Communication Bus Topologies
The topology of a communication bus describes how nodes are connected to each other (e.g. line, ring, mesh), and what the type of each node is (e.g. whether nodes are master or slave, and how many are allowed of each).
A point-to-point communication bus has one driver, one receiver. This is the simplest type of communication bus. It is also the communication bus which gives the greatest signal integrity, as the fan-out of one driver to many receiver increases the number of impedance mismatches.
Note that this applies to each “wire” of the bus. For example, even though UART could be thought of one transceiver connected to another transceiver, each wire on the bus has only one transmitter and one receiver, and hence is point-to-point.
Examples of point-to-point communication buses are:
A multidrop communication bus has one driver, many receivers. RS-485 is an example of a communication protocol which supports a multidrop topology.
A multipoint communication bus has many drivers, many receivers. It is also commonly referred to as a multi-master configuration. Because there is more than 1 driver on a multipoint system, contention issues (when multiple drivers try and drive the bus at the same time) have to be considered.
There are different solutions to providing multipoint arbitration:
- Common collector (also called wired OR) signalling
- Token passing
Multipoint buses often use wired-OR signalling. This means that drivers only actively drive the bus for one logic state, and the bus is passively driven for the other logic state. An example of this is I2C. An I2C driver will drive the bus low to transmit a 0, but to transmit a 1 the driver turns off, the bus is pulled high to a “1” state by a pull-up resistor.
Wired-OR signalling prevents signalling contentions (when two drivers attempts to drive at the same time) from drawing large currents and causing damage to the buses.

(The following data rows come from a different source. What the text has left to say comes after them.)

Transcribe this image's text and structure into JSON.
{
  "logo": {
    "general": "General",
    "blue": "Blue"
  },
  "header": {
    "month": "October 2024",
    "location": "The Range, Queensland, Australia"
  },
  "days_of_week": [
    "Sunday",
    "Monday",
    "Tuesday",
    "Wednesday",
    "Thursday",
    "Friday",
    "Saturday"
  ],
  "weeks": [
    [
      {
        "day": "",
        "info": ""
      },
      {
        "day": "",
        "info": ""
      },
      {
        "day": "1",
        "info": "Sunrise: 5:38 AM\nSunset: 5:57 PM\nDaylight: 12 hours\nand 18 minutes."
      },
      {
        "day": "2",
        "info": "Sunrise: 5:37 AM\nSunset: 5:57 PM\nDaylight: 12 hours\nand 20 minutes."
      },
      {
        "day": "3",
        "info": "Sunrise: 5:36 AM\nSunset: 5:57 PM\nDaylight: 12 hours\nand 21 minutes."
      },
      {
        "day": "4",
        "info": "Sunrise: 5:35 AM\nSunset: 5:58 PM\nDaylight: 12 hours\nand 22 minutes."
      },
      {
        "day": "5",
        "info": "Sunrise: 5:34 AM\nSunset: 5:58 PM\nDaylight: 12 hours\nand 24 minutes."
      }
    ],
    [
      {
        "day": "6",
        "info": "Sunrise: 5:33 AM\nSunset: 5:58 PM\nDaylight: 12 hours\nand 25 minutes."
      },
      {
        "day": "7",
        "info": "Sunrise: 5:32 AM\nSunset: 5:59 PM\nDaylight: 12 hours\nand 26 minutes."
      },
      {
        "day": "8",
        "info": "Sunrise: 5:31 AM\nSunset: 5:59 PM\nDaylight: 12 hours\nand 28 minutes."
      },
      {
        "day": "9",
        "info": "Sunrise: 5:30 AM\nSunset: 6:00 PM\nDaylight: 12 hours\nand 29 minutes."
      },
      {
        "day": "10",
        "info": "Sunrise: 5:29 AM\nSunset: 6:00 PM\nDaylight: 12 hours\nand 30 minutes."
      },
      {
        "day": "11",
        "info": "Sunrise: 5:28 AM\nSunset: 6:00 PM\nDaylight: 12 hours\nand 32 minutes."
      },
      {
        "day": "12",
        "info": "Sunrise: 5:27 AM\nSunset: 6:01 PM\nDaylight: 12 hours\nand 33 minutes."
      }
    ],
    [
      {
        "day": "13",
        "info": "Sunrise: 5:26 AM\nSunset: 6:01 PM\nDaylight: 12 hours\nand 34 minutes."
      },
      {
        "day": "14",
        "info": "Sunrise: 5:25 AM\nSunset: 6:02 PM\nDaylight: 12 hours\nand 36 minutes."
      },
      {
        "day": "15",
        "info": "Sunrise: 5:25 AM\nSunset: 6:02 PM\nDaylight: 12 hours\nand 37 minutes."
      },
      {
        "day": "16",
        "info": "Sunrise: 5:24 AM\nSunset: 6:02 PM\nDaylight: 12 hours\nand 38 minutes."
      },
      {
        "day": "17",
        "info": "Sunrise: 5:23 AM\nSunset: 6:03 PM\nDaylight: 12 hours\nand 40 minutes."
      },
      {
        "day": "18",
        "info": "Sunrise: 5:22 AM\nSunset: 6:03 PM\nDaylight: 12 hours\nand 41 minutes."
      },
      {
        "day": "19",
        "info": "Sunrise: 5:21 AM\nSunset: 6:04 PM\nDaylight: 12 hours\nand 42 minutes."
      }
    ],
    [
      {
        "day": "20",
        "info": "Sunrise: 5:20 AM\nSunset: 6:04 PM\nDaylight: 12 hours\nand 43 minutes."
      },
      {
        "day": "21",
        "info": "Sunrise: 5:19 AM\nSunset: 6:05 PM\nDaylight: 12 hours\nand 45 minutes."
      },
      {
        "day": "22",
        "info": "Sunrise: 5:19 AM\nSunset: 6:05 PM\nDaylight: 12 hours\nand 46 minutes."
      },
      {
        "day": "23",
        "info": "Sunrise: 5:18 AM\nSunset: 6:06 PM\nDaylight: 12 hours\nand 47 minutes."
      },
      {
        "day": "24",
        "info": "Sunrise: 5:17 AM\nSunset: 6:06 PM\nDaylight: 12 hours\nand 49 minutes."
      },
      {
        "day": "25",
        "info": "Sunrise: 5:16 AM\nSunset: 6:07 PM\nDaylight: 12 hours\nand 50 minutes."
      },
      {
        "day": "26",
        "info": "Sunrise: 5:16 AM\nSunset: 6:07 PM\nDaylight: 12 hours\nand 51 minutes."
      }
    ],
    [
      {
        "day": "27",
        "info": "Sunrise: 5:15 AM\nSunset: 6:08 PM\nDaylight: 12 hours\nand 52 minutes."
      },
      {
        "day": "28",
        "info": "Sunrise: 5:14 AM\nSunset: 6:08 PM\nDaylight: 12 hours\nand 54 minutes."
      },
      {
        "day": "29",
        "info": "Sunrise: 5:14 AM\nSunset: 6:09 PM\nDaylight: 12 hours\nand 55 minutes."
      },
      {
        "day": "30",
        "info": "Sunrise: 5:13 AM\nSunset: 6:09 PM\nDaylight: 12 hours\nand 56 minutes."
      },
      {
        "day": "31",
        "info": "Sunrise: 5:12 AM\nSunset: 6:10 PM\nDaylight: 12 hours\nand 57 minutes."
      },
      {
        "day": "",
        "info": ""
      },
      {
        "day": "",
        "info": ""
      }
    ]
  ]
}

Examples of multipoint communication buses include:
Posted: August 31st, 2017 at 10:24 am
Last Updated on: September 1st, 2017 at 4:39 am